Why College Didn’t Sink Our First Born
My first born is graduating college this week. Of course, I’m a proud papa, but maybe not for the reasons you’d think. While the degree and the grades are important, she’s graduating with zero debt. And it’s no accident. Student debt is a national crisis and the proverbial boat anchor that keeps on taking.
Before my kids were born, my wife and I made the choice to start saving for their college.
I’m not an expert on finance (my wife got a master’s and I barely got out of high school) but we did consider the possibility that our kids might not be college material. So our savings were set up such that if college wasn’t in the cards, they wouldn’t be penalized. We made sure the money could be used for other things but was also protected from them doing stupid, wasteful, or harmful things with it. It’s not hard, and most financial advisors can walk you through the process.
We also figured, barring a latent gene floating around, Ivy League was not an option. The difference in the cost of a Harvard education versus the average college is about 62 percent. We also realized that a two-year community college might be the best route, depending on how each individual kid matured. We all know the horror stories of sending ill-prepared and unsupervised children off to a new environment in a faraway place.
Another decision was to require the student to work, at least part-time. Not only does this help with costs, it also gives them a sense of what is required from the world of work, as opposed to dropping them into the “real world” with a sheepskin but without a clue.
Our first kid-to-college experience was anything but butter.
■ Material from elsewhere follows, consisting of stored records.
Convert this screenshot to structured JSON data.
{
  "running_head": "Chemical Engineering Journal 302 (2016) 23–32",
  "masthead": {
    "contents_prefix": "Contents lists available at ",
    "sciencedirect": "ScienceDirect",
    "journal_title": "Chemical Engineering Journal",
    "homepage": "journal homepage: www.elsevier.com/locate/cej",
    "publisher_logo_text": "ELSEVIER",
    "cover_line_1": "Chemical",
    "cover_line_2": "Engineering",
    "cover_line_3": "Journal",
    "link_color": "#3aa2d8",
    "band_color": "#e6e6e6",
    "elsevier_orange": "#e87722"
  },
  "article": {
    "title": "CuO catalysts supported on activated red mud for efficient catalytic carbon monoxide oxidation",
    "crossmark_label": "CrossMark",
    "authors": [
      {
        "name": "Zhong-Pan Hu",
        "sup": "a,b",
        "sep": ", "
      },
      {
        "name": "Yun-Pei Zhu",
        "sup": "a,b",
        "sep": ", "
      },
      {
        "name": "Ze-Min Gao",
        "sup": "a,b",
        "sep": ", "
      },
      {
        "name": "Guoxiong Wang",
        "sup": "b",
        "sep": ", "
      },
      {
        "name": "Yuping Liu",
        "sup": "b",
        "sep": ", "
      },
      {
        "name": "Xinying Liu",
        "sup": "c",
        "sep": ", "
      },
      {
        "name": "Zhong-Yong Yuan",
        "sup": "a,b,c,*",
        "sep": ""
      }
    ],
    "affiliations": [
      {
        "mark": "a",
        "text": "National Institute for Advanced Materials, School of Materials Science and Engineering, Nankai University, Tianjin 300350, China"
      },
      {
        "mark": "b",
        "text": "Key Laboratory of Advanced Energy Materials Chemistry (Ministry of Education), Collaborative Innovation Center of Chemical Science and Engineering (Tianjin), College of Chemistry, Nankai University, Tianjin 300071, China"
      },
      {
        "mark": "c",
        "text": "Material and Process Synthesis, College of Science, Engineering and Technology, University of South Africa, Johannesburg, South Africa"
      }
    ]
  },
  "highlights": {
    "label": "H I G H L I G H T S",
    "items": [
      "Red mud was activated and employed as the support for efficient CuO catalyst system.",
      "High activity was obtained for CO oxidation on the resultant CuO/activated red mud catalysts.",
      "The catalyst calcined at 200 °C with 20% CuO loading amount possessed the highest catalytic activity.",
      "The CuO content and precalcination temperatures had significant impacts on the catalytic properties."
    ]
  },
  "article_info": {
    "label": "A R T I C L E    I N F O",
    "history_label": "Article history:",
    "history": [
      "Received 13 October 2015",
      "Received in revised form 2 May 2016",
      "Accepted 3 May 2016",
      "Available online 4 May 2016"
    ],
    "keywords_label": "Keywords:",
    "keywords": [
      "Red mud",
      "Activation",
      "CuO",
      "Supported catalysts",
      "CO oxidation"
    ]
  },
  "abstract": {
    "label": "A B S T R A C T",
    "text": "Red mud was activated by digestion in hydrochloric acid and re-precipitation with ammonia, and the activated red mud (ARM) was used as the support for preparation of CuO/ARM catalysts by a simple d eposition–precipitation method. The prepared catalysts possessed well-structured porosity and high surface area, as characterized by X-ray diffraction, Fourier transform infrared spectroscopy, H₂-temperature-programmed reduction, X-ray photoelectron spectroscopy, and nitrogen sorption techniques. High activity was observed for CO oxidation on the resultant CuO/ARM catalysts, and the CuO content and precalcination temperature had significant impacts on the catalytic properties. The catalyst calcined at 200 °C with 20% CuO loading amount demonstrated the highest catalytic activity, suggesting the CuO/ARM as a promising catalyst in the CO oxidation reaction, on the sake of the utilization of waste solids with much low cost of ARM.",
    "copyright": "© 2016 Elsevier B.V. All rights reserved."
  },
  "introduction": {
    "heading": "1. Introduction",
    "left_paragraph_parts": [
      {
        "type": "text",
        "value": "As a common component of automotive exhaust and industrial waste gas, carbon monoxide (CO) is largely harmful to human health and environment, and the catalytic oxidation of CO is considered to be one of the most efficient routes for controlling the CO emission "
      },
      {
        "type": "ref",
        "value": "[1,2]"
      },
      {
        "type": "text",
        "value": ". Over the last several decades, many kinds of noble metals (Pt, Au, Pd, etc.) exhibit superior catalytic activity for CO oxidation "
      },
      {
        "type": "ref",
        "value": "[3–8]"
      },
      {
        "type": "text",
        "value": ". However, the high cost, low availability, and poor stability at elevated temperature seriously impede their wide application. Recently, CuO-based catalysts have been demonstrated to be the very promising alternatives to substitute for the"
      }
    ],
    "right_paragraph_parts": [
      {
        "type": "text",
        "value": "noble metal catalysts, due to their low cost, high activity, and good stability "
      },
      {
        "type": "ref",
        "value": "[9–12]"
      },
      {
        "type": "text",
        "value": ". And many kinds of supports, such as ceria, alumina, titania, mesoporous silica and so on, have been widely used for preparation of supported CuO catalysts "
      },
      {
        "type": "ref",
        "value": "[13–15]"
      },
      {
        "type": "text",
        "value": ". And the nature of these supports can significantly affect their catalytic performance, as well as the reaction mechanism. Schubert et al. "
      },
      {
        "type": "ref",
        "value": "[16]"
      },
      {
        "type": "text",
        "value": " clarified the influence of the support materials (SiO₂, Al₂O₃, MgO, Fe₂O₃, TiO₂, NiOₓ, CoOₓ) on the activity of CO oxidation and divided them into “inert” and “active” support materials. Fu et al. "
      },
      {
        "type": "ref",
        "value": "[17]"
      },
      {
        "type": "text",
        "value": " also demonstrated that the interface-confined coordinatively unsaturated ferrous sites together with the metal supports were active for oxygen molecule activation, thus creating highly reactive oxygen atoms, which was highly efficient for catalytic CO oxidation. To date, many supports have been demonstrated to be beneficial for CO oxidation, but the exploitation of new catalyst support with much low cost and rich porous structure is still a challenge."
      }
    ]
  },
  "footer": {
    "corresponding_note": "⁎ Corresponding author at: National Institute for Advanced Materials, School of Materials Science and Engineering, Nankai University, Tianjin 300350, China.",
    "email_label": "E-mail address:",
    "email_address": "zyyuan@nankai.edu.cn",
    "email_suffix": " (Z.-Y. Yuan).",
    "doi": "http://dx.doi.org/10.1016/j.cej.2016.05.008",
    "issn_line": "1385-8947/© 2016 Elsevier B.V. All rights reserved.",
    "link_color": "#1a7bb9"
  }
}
But with all the twists and turns, my daughter will matriculate with a decent sense of money, hard work, and with the added benefit of a little jingle in her pocket. Proud papa? Damn right.